*PROBLEM DETAILS*: Without copying any picture, return all lines below exactly.

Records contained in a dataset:
+ + + + +
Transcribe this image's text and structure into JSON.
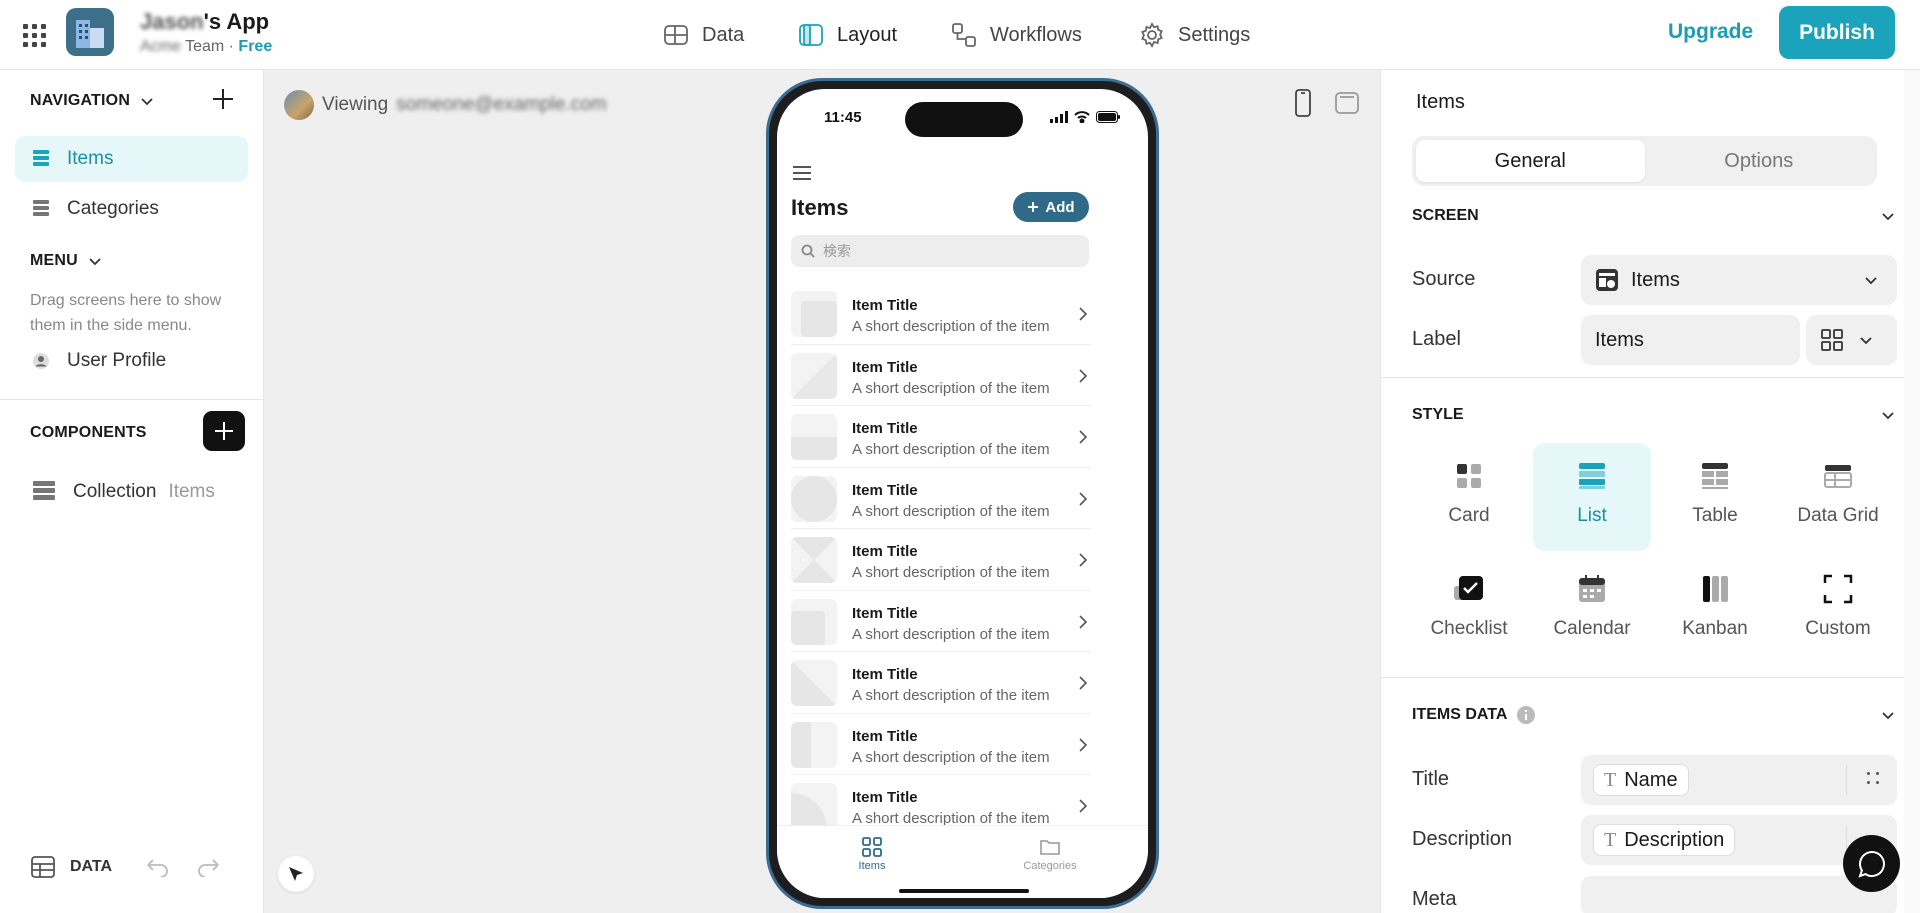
{
  "header": {
    "app_name": "'s App",
    "app_name_blurred": "Jason",
    "team_blurred": "Acme",
    "team_label": "Team",
    "separator": "·",
    "plan": "Free",
    "tabs": [
      {
        "label": "Data",
        "icon": "data-table-icon"
      },
      {
        "label": "Layout",
        "icon": "layout-icon"
      },
      {
        "label": "Workflows",
        "icon": "workflows-icon"
      },
      {
        "label": "Settings",
        "icon": "gear-icon"
      }
    ],
    "active_tab": "Layout",
    "upgrade_label": "Upgrade",
    "publish_label": "Publish"
  },
  "sidebar": {
    "navigation_label": "NAVIGATION",
    "nav_items": [
      {
        "label": "Items",
        "active": true
      },
      {
        "label": "Categories",
        "active": false
      }
    ],
    "menu_label": "MENU",
    "menu_hint": "Drag screens here to show them in the side menu.",
    "menu_items": [
      {
        "label": "User Profile"
      }
    ],
    "components_label": "COMPONENTS",
    "components": [
      {
        "label": "Collection",
        "source": "Items"
      }
    ],
    "bottom_data_label": "DATA"
  },
  "canvas": {
    "viewing_label": "Viewing",
    "viewing_user_blurred": "someone@example.com"
  },
  "phone": {
    "time": "11:45",
    "title": "Items",
    "add_label": "Add",
    "search_placeholder": "検索",
    "rows": [
      {
        "title": "Item Title",
        "description": "A short description of the item"
      },
      {
        "title": "Item Title",
        "description": "A short description of the item"
      },
      {
        "title": "Item Title",
        "description": "A short description of the item"
      },
      {
        "title": "Item Title",
        "description": "A short description of the item"
      },
      {
        "title": "Item Title",
        "description": "A short description of the item"
      },
      {
        "title": "Item Title",
        "description": "A short description of the item"
      },
      {
        "title": "Item Title",
        "description": "A short description of the item"
      },
      {
        "title": "Item Title",
        "description": "A short description of the item"
      },
      {
        "title": "Item Title",
        "description": "A short description of the item"
      }
    ],
    "tabbar": [
      {
        "label": "Items",
        "active": true
      },
      {
        "label": "Categories",
        "active": false
      }
    ]
  },
  "panel": {
    "title": "Items",
    "segments": [
      {
        "label": "General",
        "active": true
      },
      {
        "label": "Options",
        "active": false
      }
    ],
    "screen_section": "SCREEN",
    "source_label": "Source",
    "source_value": "Items",
    "label_label": "Label",
    "label_value": "Items",
    "style_section": "STYLE",
    "styles": [
      {
        "label": "Card",
        "icon": "card-style-icon",
        "active": false
      },
      {
        "label": "List",
        "icon": "list-style-icon",
        "active": true
      },
      {
        "label": "Table",
        "icon": "table-style-icon",
        "active": false
      },
      {
        "label": "Data Grid",
        "icon": "data-grid-style-icon",
        "active": false
      },
      {
        "label": "Checklist",
        "icon": "checklist-style-icon",
        "active": false
      },
      {
        "label": "Calendar",
        "icon": "calendar-style-icon",
        "active": false
      },
      {
        "label": "Kanban",
        "icon": "kanban-style-icon",
        "active": false
      },
      {
        "label": "Custom",
        "icon": "custom-style-icon",
        "active": false
      }
    ],
    "items_data_section": "ITEMS DATA",
    "title_label": "Title",
    "title_value": "Name",
    "description_label": "Description",
    "description_value": "Description",
    "meta_label": "Meta"
  },
  "colors": {
    "accent": "#1aa3bb",
    "accent_light": "#e6f7fa",
    "phone_accent": "#2f6b88"
  }
}
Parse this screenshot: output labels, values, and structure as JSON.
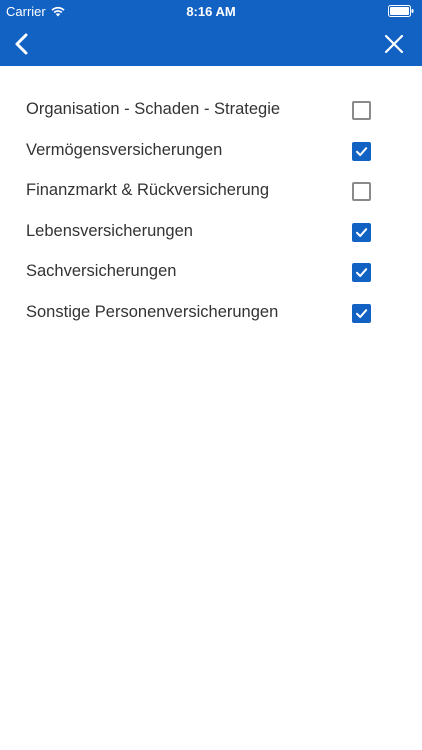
{
  "status_bar": {
    "carrier": "Carrier",
    "time": "8:16 AM"
  },
  "nav_bar": {
    "back_icon": "chevron-left-icon",
    "close_icon": "close-icon",
    "color": "#1262c4"
  },
  "categories": [
    {
      "label": "Organisation - Schaden - Strategie",
      "checked": false
    },
    {
      "label": "Vermögensversicherungen",
      "checked": true
    },
    {
      "label": "Finanzmarkt & Rückversicherung",
      "checked": false
    },
    {
      "label": "Lebensversicherungen",
      "checked": true
    },
    {
      "label": "Sachversicherungen",
      "checked": true
    },
    {
      "label": "Sonstige Personenversicherungen",
      "checked": true
    }
  ]
}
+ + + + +
*SOLUTION TO THIS TASK*:
Transcribe this image's text and structure into JSON.
{
  "header": {
    "app_name": "'s App",
    "app_name_blurred": "Jason",
    "team_blurred": "Acme",
    "team_label": "Team",
    "separator": "·",
    "plan": "Free",
    "tabs": [
      {
        "label": "Data",
        "icon": "data-table-icon"
      },
      {
        "label": "Layout",
        "icon": "layout-icon"
      },
      {
        "label": "Workflows",
        "icon": "workflows-icon"
      },
      {
        "label": "Settings",
        "icon": "gear-icon"
      }
    ],
    "active_tab": "Layout",
    "upgrade_label": "Upgrade",
    "publish_label": "Publish"
  },
  "sidebar": {
    "navigation_label": "NAVIGATION",
    "nav_items": [
      {
        "label": "Items",
        "active": true
      },
      {
        "label": "Categories",
        "active": false
      }
    ],
    "menu_label": "MENU",
    "menu_hint": "Drag screens here to show them in the side menu.",
    "menu_items": [
      {
        "label": "User Profile"
      }
    ],
    "components_label": "COMPONENTS",
    "components": [
      {
        "label": "Collection",
        "source": "Items"
      }
    ],
    "bottom_data_label": "DATA"
  },
  "canvas": {
    "viewing_label": "Viewing",
    "viewing_user_blurred": "someone@example.com"
  },
  "phone": {
    "time": "11:45",
    "title": "Items",
    "add_label": "Add",
    "search_placeholder": "検索",
    "rows": [
      {
        "title": "Item Title",
        "description": "A short description of the item"
      },
      {
        "title": "Item Title",
        "description": "A short description of the item"
      },
      {
        "title": "Item Title",
        "description": "A short description of the item"
      },
      {
        "title": "Item Title",
        "description": "A short description of the item"
      },
      {
        "title": "Item Title",
        "description": "A short description of the item"
      },
      {
        "title": "Item Title",
        "description": "A short description of the item"
      },
      {
        "title": "Item Title",
        "description": "A short description of the item"
      },
      {
        "title": "Item Title",
        "description": "A short description of the item"
      },
      {
        "title": "Item Title",
        "description": "A short description of the item"
      }
    ],
    "tabbar": [
      {
        "label": "Items",
        "active": true
      },
      {
        "label": "Categories",
        "active": false
      }
    ]
  },
  "panel": {
    "title": "Items",
    "segments": [
      {
        "label": "General",
        "active": true
      },
      {
        "label": "Options",
        "active": false
      }
    ],
    "screen_section": "SCREEN",
    "source_label": "Source",
    "source_value": "Items",
    "label_label": "Label",
    "label_value": "Items",
    "style_section": "STYLE",
    "styles": [
      {
        "label": "Card",
        "icon": "card-style-icon",
        "active": false
      },
      {
        "label": "List",
        "icon": "list-style-icon",
        "active": true
      },
      {
        "label": "Table",
        "icon": "table-style-icon",
        "active": false
      },
      {
        "label": "Data Grid",
        "icon": "data-grid-style-icon",
        "active": false
      },
      {
        "label": "Checklist",
        "icon": "checklist-style-icon",
        "active": false
      },
      {
        "label": "Calendar",
        "icon": "calendar-style-icon",
        "active": false
      },
      {
        "label": "Kanban",
        "icon": "kanban-style-icon",
        "active": false
      },
      {
        "label": "Custom",
        "icon": "custom-style-icon",
        "active": false
      }
    ],
    "items_data_section": "ITEMS DATA",
    "title_label": "Title",
    "title_value": "Name",
    "description_label": "Description",
    "description_value": "Description",
    "meta_label": "Meta"
  },
  "colors": {
    "accent": "#1aa3bb",
    "accent_light": "#e6f7fa",
    "phone_accent": "#2f6b88"
  }
}
Parse this screenshot: output labels, values, and structure as JSON.
{
  "status_bar": {
    "carrier": "Carrier",
    "time": "8:16 AM"
  },
  "nav_bar": {
    "back_icon": "chevron-left-icon",
    "close_icon": "close-icon",
    "color": "#1262c4"
  },
  "categories": [
    {
      "label": "Organisation - Schaden - Strategie",
      "checked": false
    },
    {
      "label": "Vermögensversicherungen",
      "checked": true
    },
    {
      "label": "Finanzmarkt & Rückversicherung",
      "checked": false
    },
    {
      "label": "Lebensversicherungen",
      "checked": true
    },
    {
      "label": "Sachversicherungen",
      "checked": true
    },
    {
      "label": "Sonstige Personenversicherungen",
      "checked": true
    }
  ]
}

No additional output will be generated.